As for connecting with other mothers, well, I’m too busy to think much about it these days. At a parent meeting at Pedro’s school, lots of moms clamored to volunteer in various capacities in the classroom, so obviously there are more stay-at-home mothers — or at least part-time working mothers — than I had previously encountered. With Elías at home, I myself can’t do much more than an occasional song in English with the class on a day that my husband is telecommuting, but Marta and I chat every day at preschool drop-off, and though we are both quite busy, I think this may develop into a lasting friendship of sorts.
What Might Have Been
Both in the Peace Corps and in my job at the pregnancy prevention program, I did a considerable amount of work with elementary school classes, among other things, and enjoyed it quite a bit. Nevertheless, I had never considered elementary school teaching as a possible career until quite recently. As fate would have it, not long after the “Work” column went up, I heard about a degree program I could do mostly online that, in three years, would certify me to teach in public elementary schools with a specialization in teaching English. Since there is a big push for more English in the schools, it is likely that there will be an increasing demand for English teachers over the next several years, and if I pass the state exam, I will have a shot at a permanent teaching position. I will need to have worked here for at least 15 years to be eligible for a government pension, so the prospect of a steady job is attractive, and since there are so many school holidays here, having the same schedule as the kids is enormously practical.
There is just one problem. Since my American college degree is not officially recognized by the Ministry of Education, the only way to get into a Spanish university is by taking the Selectividad, a grueling, two-day college-entrance exam, next spring. When I found this out, I was dejected. I would have to pass exams in six subjects, and except for one on the English language, they would all be subjects I had never studied before, such as Latin, Philosophy, and Morpho-syntactical analysis of the Spanish language. How on earth could I manage that? When I registered Pedro for school, I looked wistfully around the school building. “It could have been fun to work in a place like this,” I thought.

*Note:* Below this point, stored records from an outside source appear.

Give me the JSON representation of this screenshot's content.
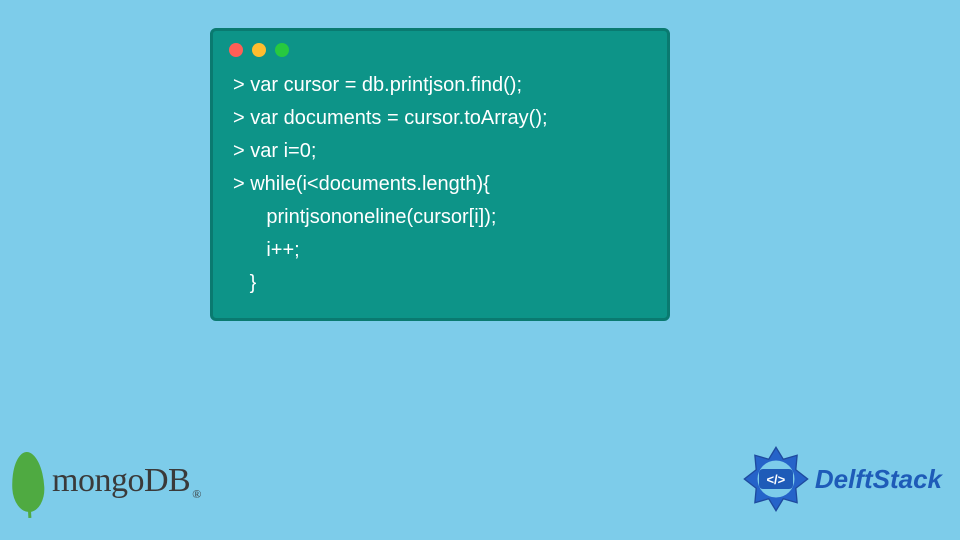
{
  "terminal": {
    "lines": [
      "> var cursor = db.printjson.find();",
      "> var documents = cursor.toArray();",
      "> var i=0;",
      "> while(i<documents.length){",
      "      printjsononeline(cursor[i]);",
      "      i++;",
      "   }"
    ]
  },
  "mongo": {
    "label": "mongoDB",
    "registered": "®"
  },
  "delftstack": {
    "code_symbol": "</>",
    "label": "DelftStack"
  }
}
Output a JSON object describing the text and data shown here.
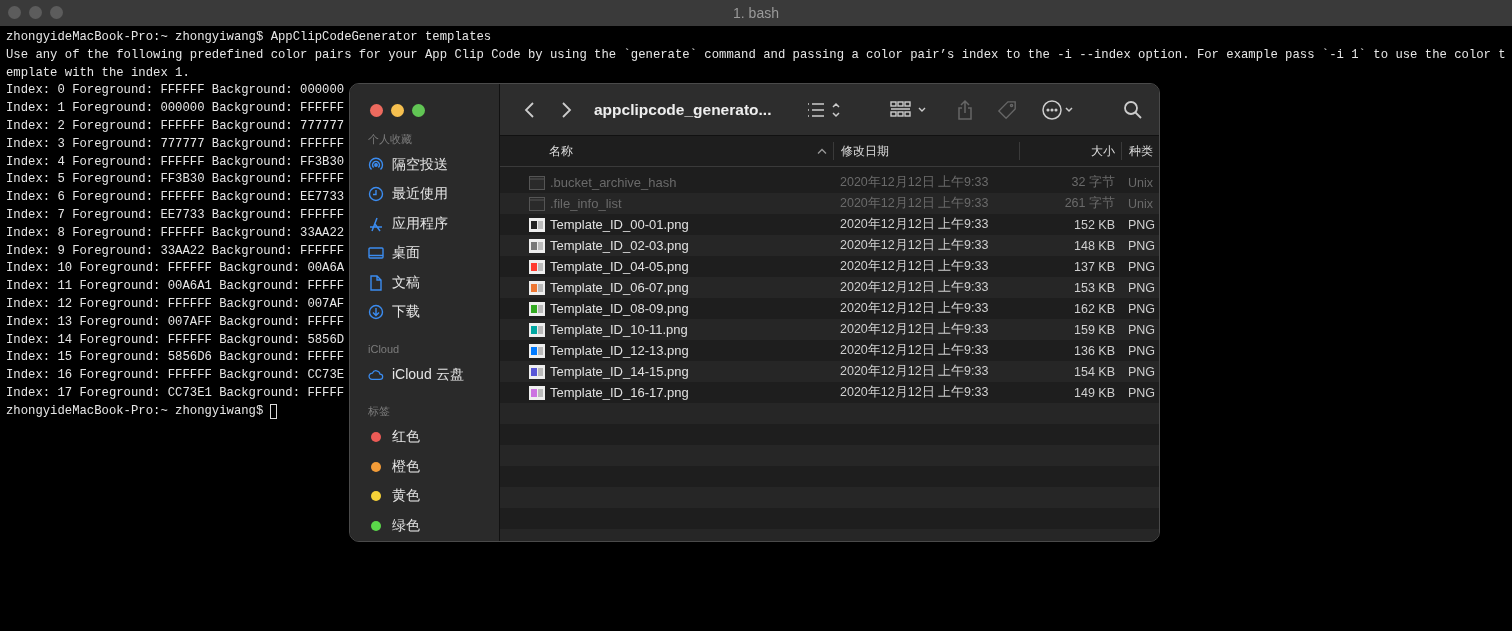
{
  "terminal": {
    "title": "1. bash",
    "lines": [
      "zhongyideMacBook-Pro:~ zhongyiwang$ AppClipCodeGenerator templates",
      "Use any of the following predefined color pairs for your App Clip Code by using the `generate` command and passing a color pair’s index to the -i --index option. For example pass `-i 1` to use the color t",
      "emplate with the index 1.",
      "Index: 0 Foreground: FFFFFF Background: 000000",
      "Index: 1 Foreground: 000000 Background: FFFFFF",
      "Index: 2 Foreground: FFFFFF Background: 777777",
      "Index: 3 Foreground: 777777 Background: FFFFFF",
      "Index: 4 Foreground: FFFFFF Background: FF3B30",
      "Index: 5 Foreground: FF3B30 Background: FFFFFF",
      "Index: 6 Foreground: FFFFFF Background: EE7733",
      "Index: 7 Foreground: EE7733 Background: FFFFFF",
      "Index: 8 Foreground: FFFFFF Background: 33AA22",
      "Index: 9 Foreground: 33AA22 Background: FFFFFF",
      "Index: 10 Foreground: FFFFFF Background: 00A6A",
      "Index: 11 Foreground: 00A6A1 Background: FFFFF",
      "Index: 12 Foreground: FFFFFF Background: 007AF",
      "Index: 13 Foreground: 007AFF Background: FFFFF",
      "Index: 14 Foreground: FFFFFF Background: 5856D",
      "Index: 15 Foreground: 5856D6 Background: FFFFF",
      "Index: 16 Foreground: FFFFFF Background: CC73E",
      "Index: 17 Foreground: CC73E1 Background: FFFFF"
    ],
    "prompt": "zhongyideMacBook-Pro:~ zhongyiwang$"
  },
  "finder": {
    "title": "appclipcode_generato...",
    "sidebar": [
      {
        "heading": "个人收藏",
        "items": [
          {
            "label": "隔空投送",
            "kind": "airdrop"
          },
          {
            "label": "最近使用",
            "kind": "recent"
          },
          {
            "label": "应用程序",
            "kind": "apps"
          },
          {
            "label": "桌面",
            "kind": "desktop"
          },
          {
            "label": "文稿",
            "kind": "documents"
          },
          {
            "label": "下载",
            "kind": "downloads"
          }
        ]
      },
      {
        "heading": "iCloud",
        "items": [
          {
            "label": "iCloud 云盘",
            "kind": "cloud"
          }
        ]
      },
      {
        "heading": "标签",
        "items": [
          {
            "label": "红色",
            "kind": "tag",
            "color": "#ec5b56"
          },
          {
            "label": "橙色",
            "kind": "tag",
            "color": "#f39c38"
          },
          {
            "label": "黄色",
            "kind": "tag",
            "color": "#f7d238"
          },
          {
            "label": "绿色",
            "kind": "tag",
            "color": "#5bd84a"
          }
        ]
      }
    ],
    "columns": [
      {
        "label": "名称",
        "sorted": true
      },
      {
        "label": "修改日期",
        "sorted": false
      },
      {
        "label": "大小",
        "sorted": false
      },
      {
        "label": "种类",
        "sorted": false
      }
    ],
    "files": [
      {
        "name": ".bucket_archive_hash",
        "modified": "2020年12月12日 上午9:33",
        "size": "32 字节",
        "kind": "Unix",
        "hidden": true
      },
      {
        "name": ".file_info_list",
        "modified": "2020年12月12日 上午9:33",
        "size": "261 字节",
        "kind": "Unix",
        "hidden": true
      },
      {
        "name": "Template_ID_00-01.png",
        "modified": "2020年12月12日 上午9:33",
        "size": "152 KB",
        "kind": "PNG",
        "hidden": false,
        "color": "#222222"
      },
      {
        "name": "Template_ID_02-03.png",
        "modified": "2020年12月12日 上午9:33",
        "size": "148 KB",
        "kind": "PNG",
        "hidden": false,
        "color": "#777777"
      },
      {
        "name": "Template_ID_04-05.png",
        "modified": "2020年12月12日 上午9:33",
        "size": "137 KB",
        "kind": "PNG",
        "hidden": false,
        "color": "#ff3b30"
      },
      {
        "name": "Template_ID_06-07.png",
        "modified": "2020年12月12日 上午9:33",
        "size": "153 KB",
        "kind": "PNG",
        "hidden": false,
        "color": "#ee7733"
      },
      {
        "name": "Template_ID_08-09.png",
        "modified": "2020年12月12日 上午9:33",
        "size": "162 KB",
        "kind": "PNG",
        "hidden": false,
        "color": "#33aa22"
      },
      {
        "name": "Template_ID_10-11.png",
        "modified": "2020年12月12日 上午9:33",
        "size": "159 KB",
        "kind": "PNG",
        "hidden": false,
        "color": "#00a6a1"
      },
      {
        "name": "Template_ID_12-13.png",
        "modified": "2020年12月12日 上午9:33",
        "size": "136 KB",
        "kind": "PNG",
        "hidden": false,
        "color": "#007aff"
      },
      {
        "name": "Template_ID_14-15.png",
        "modified": "2020年12月12日 上午9:33",
        "size": "154 KB",
        "kind": "PNG",
        "hidden": false,
        "color": "#5856d6"
      },
      {
        "name": "Template_ID_16-17.png",
        "modified": "2020年12月12日 上午9:33",
        "size": "149 KB",
        "kind": "PNG",
        "hidden": false,
        "color": "#cc73e1"
      }
    ]
  }
}
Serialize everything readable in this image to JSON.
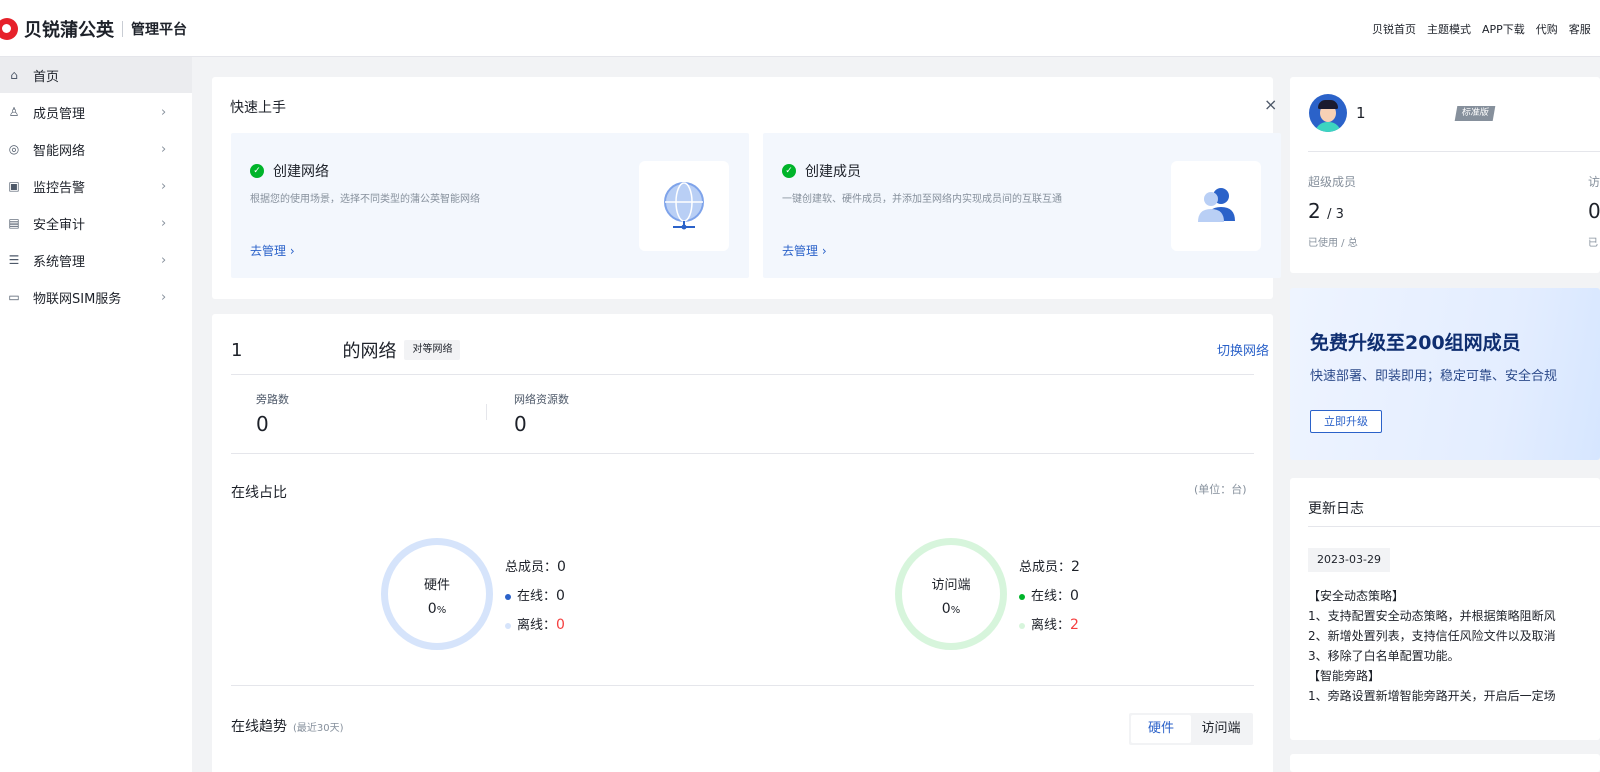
{
  "header": {
    "brand": "贝锐蒲公英",
    "subtitle": "管理平台",
    "links": [
      "贝锐首页",
      "主题模式",
      "APP下载",
      "代购",
      "客服"
    ]
  },
  "sidebar": {
    "items": [
      {
        "label": "首页",
        "icon": "home-icon",
        "active": true,
        "arrow": ""
      },
      {
        "label": "成员管理",
        "icon": "user-icon",
        "arrow": "›"
      },
      {
        "label": "智能网络",
        "icon": "network-icon",
        "arrow": "›"
      },
      {
        "label": "监控告警",
        "icon": "monitor-icon",
        "arrow": "›"
      },
      {
        "label": "安全审计",
        "icon": "audit-icon",
        "arrow": "›"
      },
      {
        "label": "系统管理",
        "icon": "settings-icon",
        "arrow": "›"
      },
      {
        "label": "物联网SIM服务",
        "icon": "sim-icon",
        "arrow": "›"
      }
    ]
  },
  "quickstart": {
    "title": "快速上手",
    "close": "×",
    "panels": [
      {
        "title": "创建网络",
        "desc": "根据您的使用场景，选择不同类型的蒲公英智能网络",
        "link": "去管理 ›",
        "icon": "globe-icon"
      },
      {
        "title": "创建成员",
        "desc": "一键创建软、硬件成员，并添加至网络内实现成员间的互联互通",
        "link": "去管理 ›",
        "icon": "members-icon"
      }
    ]
  },
  "network": {
    "title_prefix": "1",
    "title_suffix": "的网络",
    "tag": "对等网络",
    "switch": "切换网络",
    "stats": [
      {
        "label": "旁路数",
        "value": "0"
      },
      {
        "label": "网络资源数",
        "value": "0"
      }
    ],
    "online_title": "在线占比",
    "unit": "(单位：台)",
    "rings": [
      {
        "name": "硬件",
        "pct": "0",
        "pct_unit": "%",
        "color": "#d6e4fb",
        "online_dot": "#2b62c9",
        "total_label": "总成员：",
        "total": "0",
        "online_label": "在线：",
        "online": "0",
        "offline_label": "离线：",
        "offline": "0"
      },
      {
        "name": "访问端",
        "pct": "0",
        "pct_unit": "%",
        "color": "#d7f5dc",
        "online_dot": "#00b42a",
        "total_label": "总成员：",
        "total": "2",
        "online_label": "在线：",
        "online": "0",
        "offline_label": "离线：",
        "offline": "2"
      }
    ],
    "trend_title": "在线趋势",
    "trend_sub": "(最近30天)",
    "segments": [
      "硬件",
      "访问端"
    ]
  },
  "profile": {
    "name": "1",
    "badge": "标准版",
    "stats": [
      {
        "label": "超级成员",
        "used": "2",
        "total": "/ 3",
        "hint": "已使用 / 总"
      },
      {
        "label": "访",
        "used": "0",
        "total": "",
        "hint": "已"
      }
    ]
  },
  "promo": {
    "title": "免费升级至200组网成员",
    "desc": "快速部署、即装即用；稳定可靠、安全合规",
    "button": "立即升级"
  },
  "changelog": {
    "title": "更新日志",
    "date": "2023-03-29",
    "items": [
      "【安全动态策略】",
      "1、支持配置安全动态策略，并根据策略阻断风",
      "2、新增处置列表，支持信任风险文件以及取消",
      "3、移除了白名单配置功能。",
      "【智能旁路】",
      "1、旁路设置新增智能旁路开关，开启后一定场"
    ]
  }
}
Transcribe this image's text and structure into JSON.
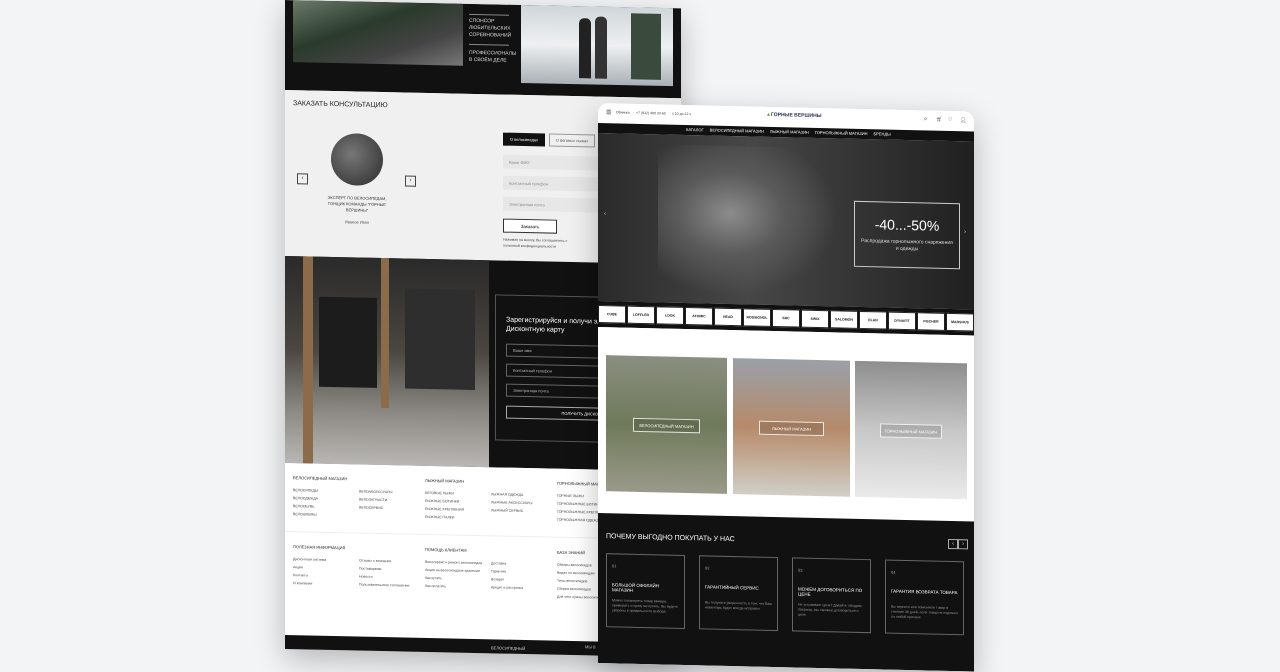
{
  "back": {
    "sponsor_1": "СПОНСОР ЛЮБИТЕЛЬСКИХ СОРЕВНОВАНИЙ",
    "sponsor_2": "ПРОФЕССИОНАЛЫ В СВОЁМ ДЕЛЕ",
    "consult_title": "ЗАКАЗАТЬ КОНСУЛЬТАЦИЮ",
    "expert_caption": "ЭКСПЕРТ ПО ВЕЛОСИПЕДАМ, ГОНЩИК КОМАНДЫ \"ГОРНЫЕ ВЕРШИНЫ\"",
    "expert_name": "Иванов Иван",
    "tab_active": "О велосипедах",
    "tab_inactive": "О беговых лыжах",
    "name_ph": "Ваше ФИО",
    "phone_ph": "Контактный телефон",
    "email_ph": "Электронная почта",
    "order_btn": "Заказать",
    "consent": "Нажимая на кнопку, Вы соглашаетесь с политикой конфиденциальности",
    "register_title": "Зарегистрируйся и получи электронную Дисконтную карту",
    "reg_name_ph": "Ваше имя",
    "reg_phone_ph": "Контактный телефон",
    "reg_email_ph": "Электронная почта",
    "card_btn": "ПОЛУЧИТЬ ДИСКОНТНУЮ КАРТУ",
    "footer_cols": [
      {
        "title": "ВЕЛОСИПЕДНЫЙ МАГАЗИН",
        "items": [
          "ВЕЛОСИПЕДЫ",
          "ВЕЛООДЕЖДА",
          "ВЕЛООБУВЬ",
          "ВЕЛОШЛЕМЫ"
        ]
      },
      {
        "title": "",
        "items": [
          "ВЕЛОАКСЕССУАРЫ",
          "ВЕЛОЗАПЧАСТИ",
          "ВЕЛОСЕРВИС"
        ]
      },
      {
        "title": "ЛЫЖНЫЙ МАГАЗИН",
        "items": [
          "БЕГОВЫЕ ЛЫЖИ",
          "ЛЫЖНЫЕ БОТИНКИ",
          "ЛЫЖНЫЕ КРЕПЛЕНИЯ",
          "ЛЫЖНЫЕ ПАЛКИ"
        ]
      },
      {
        "title": "",
        "items": [
          "ЛЫЖНАЯ ОДЕЖДА",
          "ЛЫЖНЫЕ АКСЕССУАРЫ",
          "ЛЫЖНЫЙ СЕРВИС"
        ]
      },
      {
        "title": "ГОРНОЛЫЖНЫЙ МАГАЗИН",
        "items": [
          "ГОРНЫЕ ЛЫЖИ",
          "ГОРНОЛЫЖНЫЕ БОТИНКИ",
          "ГОРНОЛЫЖНЫЕ КРЕПЛЕНИЯ",
          "ГОРНОЛЫЖНАЯ ОДЕЖДА"
        ]
      }
    ],
    "info_cols": [
      {
        "title": "ПОЛЕЗНАЯ ИНФОРМАЦИЯ",
        "items": [
          "Дисконтная система",
          "Акции",
          "Контакты",
          "О компании"
        ]
      },
      {
        "title": "",
        "items": [
          "Отзывы о компании",
          "Поставщикам",
          "Новости",
          "Пользовательское соглашение"
        ]
      },
      {
        "title": "ПОМОЩЬ КЛИЕНТАМ",
        "items": [
          "Велосервис и ремонт велосипедов",
          "Акция на велосипедное хранение",
          "Как купить",
          "Как оплатить"
        ]
      },
      {
        "title": "",
        "items": [
          "Доставка",
          "Гарантия",
          "Возврат",
          "Кредит и рассрочка"
        ]
      },
      {
        "title": "БАЗА ЗНАНИЙ",
        "items": [
          "Обзоры велосипедов",
          "Видео по велосипедам",
          "Типы велосипедов",
          "Сборка велосипедов",
          "Для чего нужны велосипеды"
        ]
      }
    ],
    "bottom_label": "ВЕЛОСИПЕДНЫЙ",
    "bottom_right": "МЫ В"
  },
  "front": {
    "city": "Обнинск",
    "phone": "+7 (912) 400 33 60",
    "hours": "с 10 до 22 ч",
    "logo": "ГОРНЫЕ ВЕРШИНЫ",
    "nav": [
      "КАТАЛОГ",
      "ВЕЛОСИПЕДНЫЙ МАГАЗИН",
      "ЛЫЖНЫЙ МАГАЗИН",
      "ГОРНОЛЫЖНЫЙ МАГАЗИН",
      "БРЕНДЫ"
    ],
    "hero_discount": "-40...-50%",
    "hero_text": "Распродажа горнолыжного снаряжения и одежды",
    "brands": [
      "CUBE",
      "LÖFFLER",
      "LOOK",
      "ATOMIC",
      "HEAD",
      "ROSSIGNOL",
      "SRC",
      "SWIX",
      "SALOMON",
      "ELAN",
      "DYNAFIT",
      "FISCHER",
      "MADSHUS",
      "SCOTT"
    ],
    "categories": [
      "ВЕЛОСИПЕДНЫЙ МАГАЗИН",
      "ЛЫЖНЫЙ МАГАЗИН",
      "ГОРНОЛЫЖНЫЙ МАГАЗИН"
    ],
    "why_title": "ПОЧЕМУ ВЫГОДНО ПОКУПАТЬ У НАС",
    "why": [
      {
        "n": "01",
        "t": "БОЛЬШОЙ ОФФЛАЙН МАГАЗИН",
        "d": "Можно посмотреть товар вживую, примерить и сразу же купить. Вы будете уверены в правильности выбора"
      },
      {
        "n": "02",
        "t": "ГАРАНТИЙНЫЙ СЕРВИС",
        "d": "Вы получите уверенность в том, что Ваш инвентарь будет всегда исправен"
      },
      {
        "n": "03",
        "t": "МОЖЕМ ДОГОВОРИТЬСЯ ПО ЦЕНЕ",
        "d": "Не устраивает цена? Давайте обсудим. Уверены, мы сможем договориться о цене"
      },
      {
        "n": "04",
        "t": "ГАРАНТИЯ ВОЗВРАТА ТОВАРА",
        "d": "Вы вернете или поменяете товар в течение 30 дней, если товар не подошел по любой причине"
      }
    ]
  }
}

But in the end, I decided to do it, and I grab study time wherever I can. It’s tough going, but I’m hoping it will all pay off in June. A few years ago, I would have thought it was crazy to spend a year studying for an exam just to get into a program that would take another three years to complete. After seeing how quickly these first three years of Pedro’s life have passed, however, I have a different perspective on time. Before I know it, the time will pass, and the kids will be — yikes! — five and seven! This way, I can still be at home for those early years yet have a solid career option when they are a bit older. The long-term investment is just another way of settling in here and making a life for myself.
And I have settled in quite a bit since starting this column. With three years of mothering abroad under my belt, it all seems a bit more manageable. I don’t even crave bagels anymore (though if you’re passing through, I can meet you at the airport to pick up a bag of them fresh from New York — I especially like garlic bagels with bacon scallion cream cheese, but any kind will do!).
So, now I will have to focus my energies elsewhere, at least temporarily. Of course I hope not to give up writing entirely, so you can look for me elsewhere on the web as time goes by. For now, though, a big thank you to all of my readers and to my editors and fellow columnists at Literary Mama, and in true Spanish style, a kiss on each cheek. ¡Adios, amigos!